by Cynthia Hand, Brodi Ashton, Jodi Meadows
Poor King Edward, now under the ground.
Hacked his lungs out. They’ve yet to be found.
I have been looking forward to this books since I realized it was a thing. I love Tudor history. And I love irreverent Monty Python, Princess Bride-esque humor. I was really, really looking forward to this one.
Remember that time Jane Grey was crowned queen of England for nine days following Edward’s death before Mary’s army came in and took over? And she was married to Gifford Dudley, the younger brother of Robert (Stan?) Dudley–of Elizabeth I flirtation fame? And how Gifford was a horse from dawn to dusk? Wait, what?
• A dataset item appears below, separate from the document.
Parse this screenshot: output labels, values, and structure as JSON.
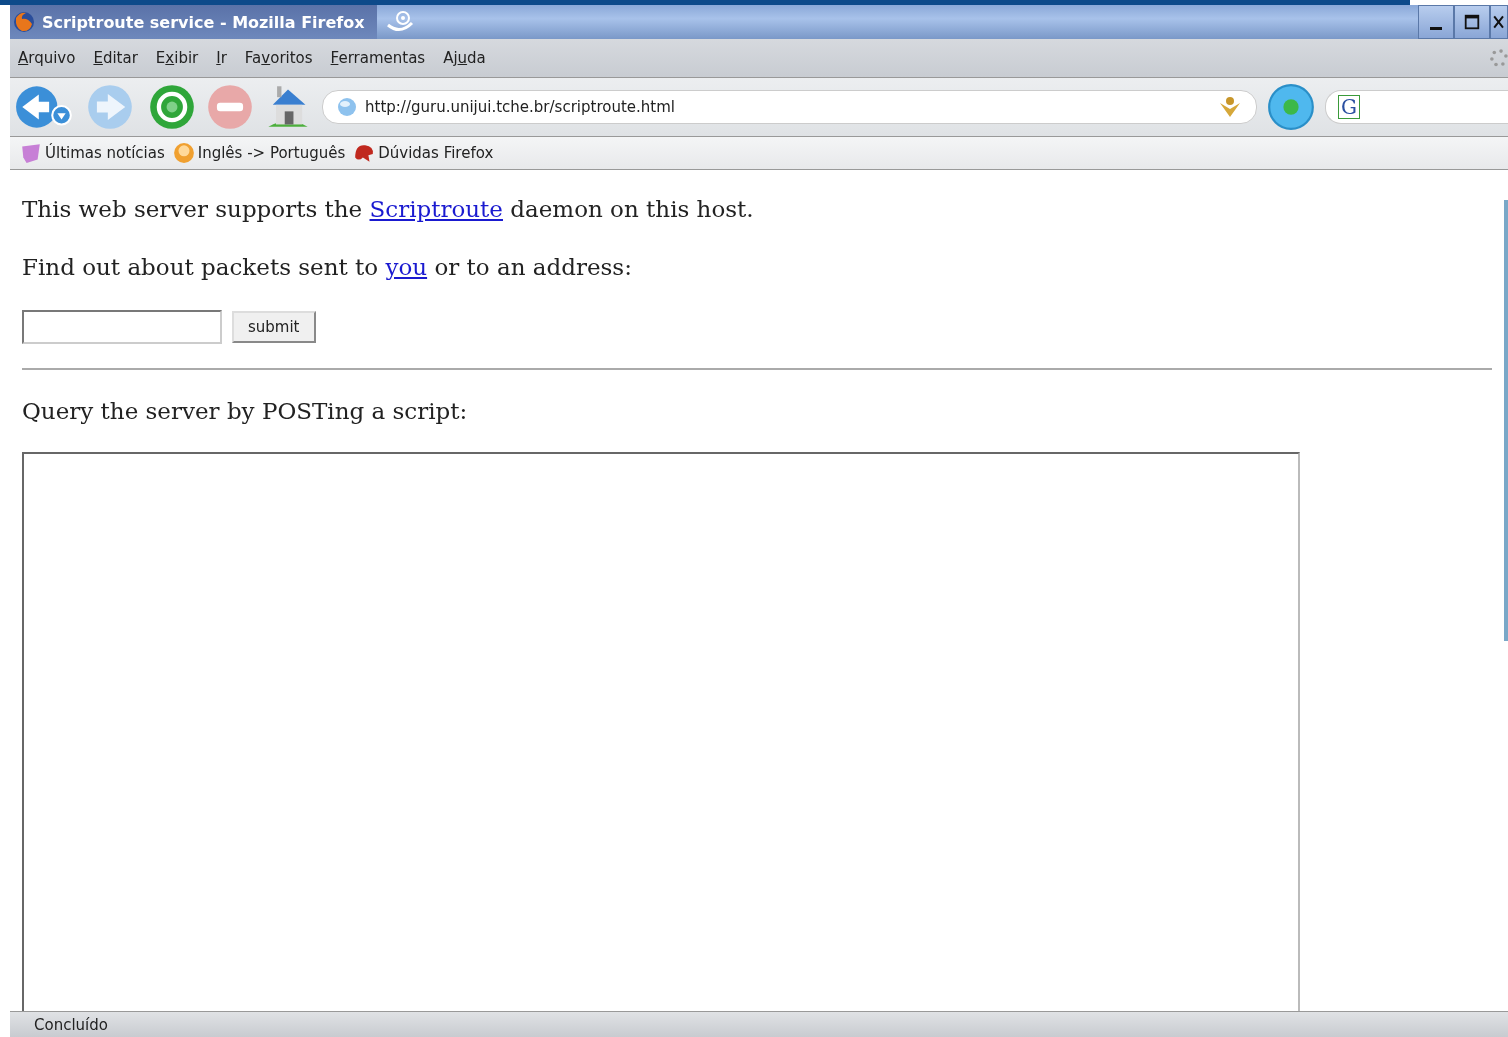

And Edward was actually being poisoned by Dudley in order to help transfer the crown to an unknowing Gifford? And the battle in England wasn’t between religions but between those who can turn into animals and those who could not.
Utterly absurd. Utterly delightful. This switched POVs between Edward, Jane, and Gifford (you know, the horse). And it was the most charming I have ever seen a fictional Gifford. Oddly enough. The most distracting change for me was the absence of Robert Dudley, or they changed his name to Stan. I recognize this is a peculiar distraction and I will probably be alone in this.
This is being billed as a kind of YA Princess Bride. It is humorous, though I honestly never laughed out loud. Rather, it was a kind of joyous, light tone that kept the narrative moving. It was also full of Shakespeare references, and a few Monty Python just to mix it up (including my personal favorite Holy Grail quote “your mother was a hamster and your father smelt of elderberries.”). I did occasionally feel the jokes about Jane’s loving books more than anything did grow a bit tiresome, because they felt a little forced. Though I thought it was a good reminder how smart Jane Grey was, often Elizabeth is given all the recognition to being the smart one and an absolute exception.
This was absolutely well worth the ride.